In his prime he loved to run, and would play “body slam” with the other dogs at Point Isabel, the glorious off-leash dog park in nearby Richmond. In late middle age, before the onset of the gradually accumulating infirmities that finally did him in, he left off such rough trade, but was still good for a romp and a growl with his circle of doggie friends. I should mention that two of these, Hector (“Hector the Corrector”) and Quino, predeceased him, Hector a decade ago and Quino unexpectedly just last year.
Lina reminds me that back when he could still tolerate Milk Bones™, we would sometimes leave him one of these as a consolation prize if we had to venture out of the house without him. He would sit in the vestibule holding the treat between his paws, and there he would be two or three hours later upon our return, with the MB still held before him, visibly licked over but otherwise intact, and only then would he gratefully commence gnawing upon it.
One of the first symptoms of Napalm’s decline was a case of "idiopathic canine vestibular disorder,” which is vetspeak for “your elderly dog is very dizzy and we don’t know what causes this, but it will get better soon.” He was pretty good for a year after that, and then a collection of ailments and debilities began to snowball until we finally concluded on Thursday night—he could no longer rise to his feet unassisted, and cried throughout the night as he soiled himself repeatedly—that the dog wasn’t having fun anymore. Nor were we by that time, and we agonized as to whether we were projecting our comfort and convenience onto his fate.
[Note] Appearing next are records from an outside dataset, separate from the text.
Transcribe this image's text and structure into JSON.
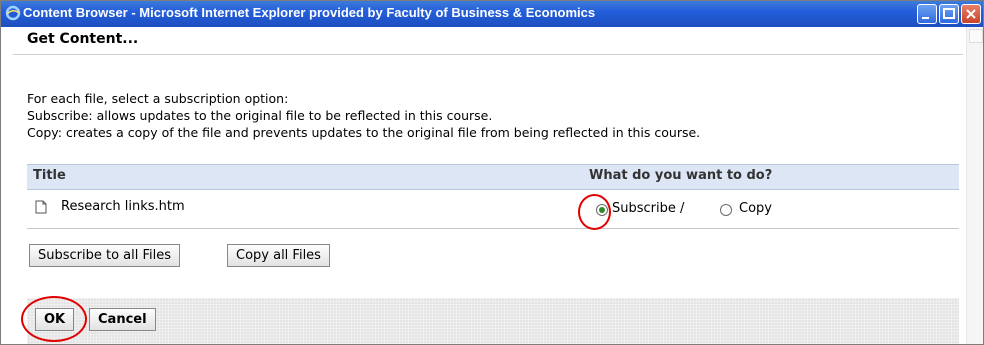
{
  "window": {
    "title": "Content Browser - Microsoft Internet Explorer provided by Faculty of Business & Economics",
    "icon": "ie-icon"
  },
  "page": {
    "heading": "Get Content...",
    "instructions": [
      "For each file, select a subscription option:",
      "Subscribe: allows updates to the original file to be reflected in this course.",
      "Copy: creates a copy of the file and prevents updates to the original file from being reflected in this course."
    ]
  },
  "table": {
    "headers": [
      "Title",
      "What do you want to do?"
    ],
    "rows": [
      {
        "file_name": "Research links.htm",
        "option_subscribe": "Subscribe /",
        "option_copy": "Copy",
        "selected": "subscribe"
      }
    ]
  },
  "actions": {
    "subscribe_all": "Subscribe to all Files",
    "copy_all": "Copy all Files"
  },
  "footer": {
    "ok": "OK",
    "cancel": "Cancel"
  },
  "colors": {
    "titlebar": "#245edb",
    "header_bg": "#dde6f4",
    "annotation": "#e00000"
  }
}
In the event, we summoned Doctor Dogvorkian, who came to the premises last night to usher Napalm out of his pain. N had a last afternoon walk on the grassy premises of the middle school across the street, and savored the unspeakable smells that dogs so enjoy. I fed him a couple of “Happy Hips” chicken jerky strips, a favorite treat times past that his dodgy digestion had not reliably tolerated these latter years, and he seemed delighted at the old vivid taste. Dr. D then administered a sedative via needle to the thigh—Napalm growled softly, but Napalm always growled at shots—and then slowly faded out of doggie consciousness as Lina cradled his head in her lap. After ten minutes Dr. D injected the endgame into Napalm’s heart. N’s breathing, which up until this point had been almost unnoticeable, became audibly labored for one...two...three cycles
I had thought myself prepared for this. I was not. The grief was sharp, overwhelming. Farewell, you poor old creature.
Ravi was not there for the end, but was on hand for the transfer of Napalm’s body from his pillow into a plastic crate for transport off the premises. He appeared subdued this morning.
Top: Napalm in happier days at Navajo Lake, Utah, in 2000. Elevation was 10K feet, and he handled it much better than did his owners. Below that: Napalm near the end of his long life.